Directions: Go through the data and report each line that holds the string "none".

Source information:
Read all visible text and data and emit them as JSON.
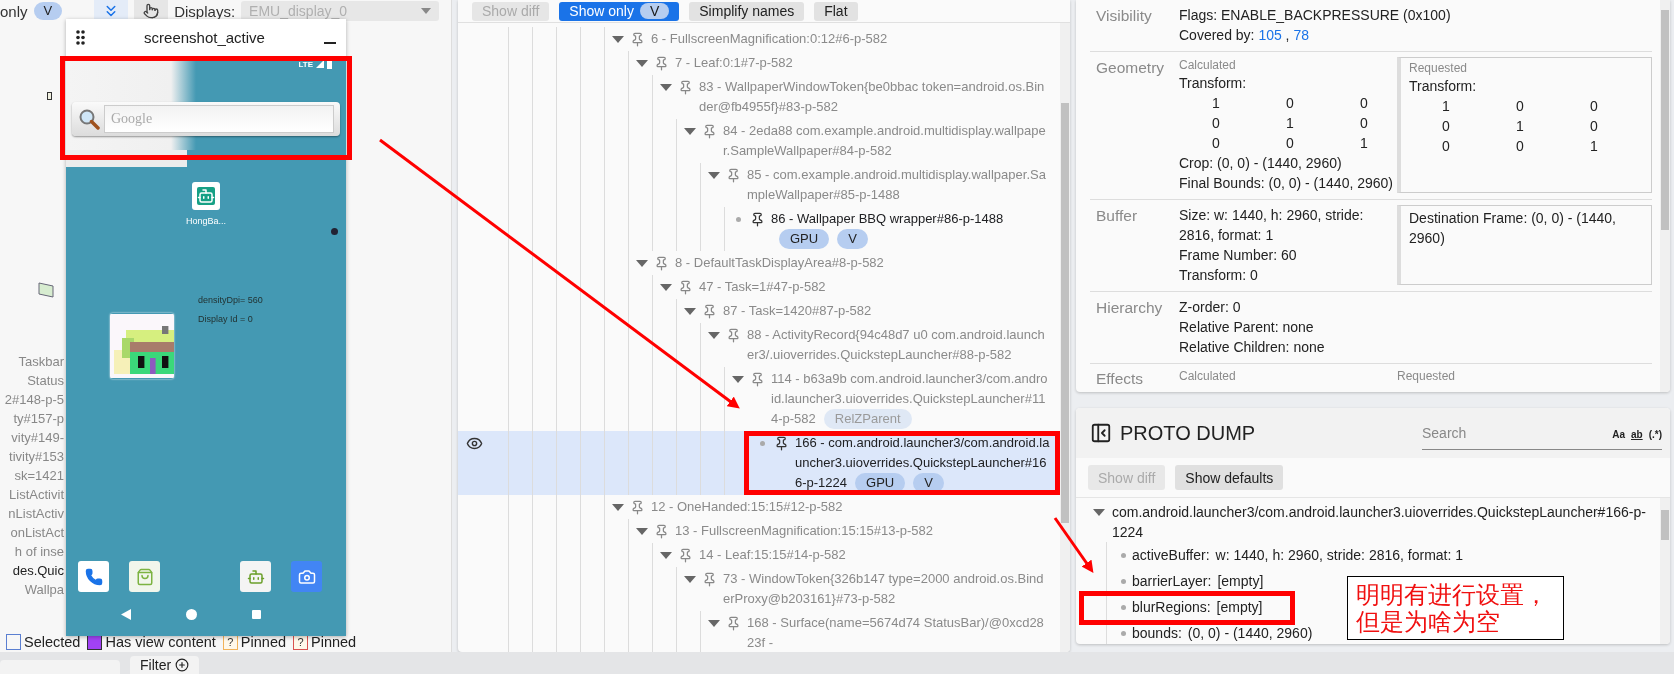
{
  "left_panel": {
    "toolbar": {
      "only_label": "only",
      "only_badge": "V",
      "displays_label": "Displays:",
      "display_value": "EMU_display_0"
    },
    "background_labels": [
      {
        "text": "Taskbar",
        "visible": false
      },
      {
        "text": "Status",
        "visible": false
      },
      {
        "text": "2#148-p-5",
        "visible": false
      },
      {
        "text": "ty#157-p",
        "visible": false
      },
      {
        "text": "vity#149-",
        "visible": false
      },
      {
        "text": "tivity#153",
        "visible": false
      },
      {
        "text": "sk=1421",
        "visible": false
      },
      {
        "text": "ListActivit",
        "visible": false
      },
      {
        "text": "nListActiv",
        "visible": false
      },
      {
        "text": "onListAct",
        "visible": false
      },
      {
        "text": "h of inse",
        "visible": false
      },
      {
        "text": "des.Quic",
        "visible": true
      },
      {
        "text": "Wallpa",
        "visible": false
      }
    ],
    "phone_window": {
      "title": "screenshot_active",
      "network": "LTE",
      "search_placeholder": "Google",
      "search_annotated": true,
      "app_label": "HongBa...",
      "info_lines": [
        "densityDpi= 560",
        "Display Id = 0"
      ]
    },
    "legend": [
      {
        "label": "Selected",
        "kind": "outline",
        "color": "#5b7fd1"
      },
      {
        "label": "Has view content",
        "kind": "fill",
        "color": "#a142f4"
      },
      {
        "label": "Pinned",
        "kind": "question",
        "mark": "?",
        "color": "#f2b35a"
      },
      {
        "label": "Pinned",
        "kind": "question",
        "mark": "?",
        "color": "#d9534f"
      }
    ],
    "bottom_tabs": [
      {
        "label": "Filter"
      }
    ]
  },
  "middle_panel": {
    "toolbar": [
      {
        "label": "Show diff",
        "disabled": true,
        "selected": false
      },
      {
        "label": "Show only",
        "badge": "V",
        "disabled": false,
        "selected": true
      },
      {
        "label": "Simplify names",
        "disabled": false,
        "selected": false
      },
      {
        "label": "Flat",
        "disabled": false,
        "selected": false
      }
    ],
    "tree": [
      {
        "label": "6 - FullscreenMagnification:0:12#6-p-582",
        "visible": false,
        "expanded": true,
        "selected": false,
        "children": [
          {
            "label": "7 - Leaf:0:1#7-p-582",
            "visible": false,
            "expanded": true,
            "selected": false,
            "children": [
              {
                "label": "83 - WallpaperWindowToken{be0bbac token=android.os.Binder@fb4955f}#83-p-582",
                "visible": false,
                "expanded": true,
                "selected": false,
                "children": [
                  {
                    "label": "84 - 2eda88 com.example.android.multidisplay.wallpaper.SampleWallpaper#84-p-582",
                    "visible": false,
                    "expanded": true,
                    "selected": false,
                    "children": [
                      {
                        "label": "85 - com.example.android.multidisplay.wallpaper.SampleWallpaper#85-p-1488",
                        "visible": false,
                        "expanded": true,
                        "selected": false,
                        "children": [
                          {
                            "label": "86 - Wallpaper BBQ wrapper#86-p-1488",
                            "visible": true,
                            "selected": false,
                            "chips": [
                              "GPU",
                              "V"
                            ]
                          }
                        ]
                      }
                    ]
                  }
                ]
              }
            ]
          },
          {
            "label": "8 - DefaultTaskDisplayArea#8-p-582",
            "visible": false,
            "expanded": true,
            "selected": false,
            "children": [
              {
                "label": "47 - Task=1#47-p-582",
                "visible": false,
                "expanded": true,
                "selected": false,
                "children": [
                  {
                    "label": "87 - Task=1420#87-p-582",
                    "visible": false,
                    "expanded": true,
                    "selected": false,
                    "children": [
                      {
                        "label": "88 - ActivityRecord{94c48d7 u0 com.android.launcher3/.uioverrides.QuickstepLauncher#88-p-582",
                        "visible": false,
                        "expanded": true,
                        "selected": false,
                        "children": [
                          {
                            "label": "114 - b63a9b com.android.launcher3/com.android.launcher3.uioverrides.QuickstepLauncher#114-p-582",
                            "visible": false,
                            "expanded": true,
                            "selected": false,
                            "chips": [
                              "RelZParent"
                            ],
                            "children": [
                              {
                                "label": "166 - com.android.launcher3/com.android.launcher3.uioverrides.QuickstepLauncher#166-p-1224",
                                "visible": true,
                                "selected": true,
                                "annotated": true,
                                "chips": [
                                  "GPU",
                                  "V"
                                ]
                              }
                            ]
                          }
                        ]
                      }
                    ]
                  }
                ]
              }
            ]
          }
        ]
      },
      {
        "label": "12 - OneHanded:15:15#12-p-582",
        "visible": false,
        "expanded": true,
        "selected": false,
        "children": [
          {
            "label": "13 - FullscreenMagnification:15:15#13-p-582",
            "visible": false,
            "expanded": true,
            "selected": false,
            "children": [
              {
                "label": "14 - Leaf:15:15#14-p-582",
                "visible": false,
                "expanded": true,
                "selected": false,
                "children": [
                  {
                    "label": "73 - WindowToken{326b147 type=2000 android.os.BinderProxy@b203161}#73-p-582",
                    "visible": false,
                    "expanded": true,
                    "selected": false,
                    "children": [
                      {
                        "label": "168 - Surface(name=5674d74 StatusBar)/@0xcd2823f -",
                        "visible": false,
                        "expanded": true,
                        "selected": false
                      }
                    ]
                  }
                ]
              }
            ]
          }
        ]
      }
    ]
  },
  "properties": {
    "visibility": {
      "label": "Visibility",
      "lines": [
        "Flags: ENABLE_BACKPRESSURE (0x100)"
      ],
      "covered_by_label": "Covered by:",
      "covered_by_separator": ",",
      "covered_by": [
        "105",
        "78"
      ]
    },
    "geometry": {
      "label": "Geometry",
      "calculated": {
        "heading": "Calculated",
        "transform_label": "Transform:",
        "matrix": [
          [
            "1",
            "0",
            "0"
          ],
          [
            "0",
            "1",
            "0"
          ],
          [
            "0",
            "0",
            "1"
          ]
        ],
        "lines": [
          "Crop: (0, 0) - (1440, 2960)",
          "Final Bounds: (0, 0) - (1440, 2960)"
        ]
      },
      "requested": {
        "heading": "Requested",
        "transform_label": "Transform:",
        "matrix": [
          [
            "1",
            "0",
            "0"
          ],
          [
            "0",
            "1",
            "0"
          ],
          [
            "0",
            "0",
            "1"
          ]
        ]
      }
    },
    "buffer": {
      "label": "Buffer",
      "lines": [
        "Size: w: 1440, h: 2960, stride: 2816, format: 1",
        "Frame Number: 60",
        "Transform: 0"
      ],
      "requested_lines": [
        "Destination Frame: (0, 0) - (1440, 2960)"
      ]
    },
    "hierarchy": {
      "label": "Hierarchy",
      "lines": [
        "Z-order: 0",
        "Relative Parent: none",
        "Relative Children: none"
      ]
    },
    "effects": {
      "label": "Effects",
      "calculated_heading": "Calculated",
      "requested_heading": "Requested"
    }
  },
  "proto_dump": {
    "title": "PROTO DUMP",
    "search_placeholder": "Search",
    "search_options": [
      "Aa",
      "ab",
      "(.*)"
    ],
    "buttons": [
      {
        "label": "Show diff",
        "disabled": true
      },
      {
        "label": "Show defaults",
        "disabled": false
      }
    ],
    "root": {
      "label": "com.android.launcher3/com.android.launcher3.uioverrides.QuickstepLauncher#166-p-1224",
      "expanded": true,
      "fields": [
        {
          "key": "activeBuffer:",
          "value": "w: 1440, h: 2960, stride: 2816, format: 1",
          "annotated": false
        },
        {
          "key": "barrierLayer:",
          "value": "[empty]",
          "annotated": false
        },
        {
          "key": "blurRegions:",
          "value": "[empty]",
          "annotated": true
        },
        {
          "key": "bounds:",
          "value": "(0, 0) - (1440, 2960)",
          "annotated": false
        }
      ]
    }
  },
  "annotation": {
    "note": "明明有进行设置，但是为啥为空"
  }
}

Written answer:
        "Relative Parent: none",
        "Relative Children: none"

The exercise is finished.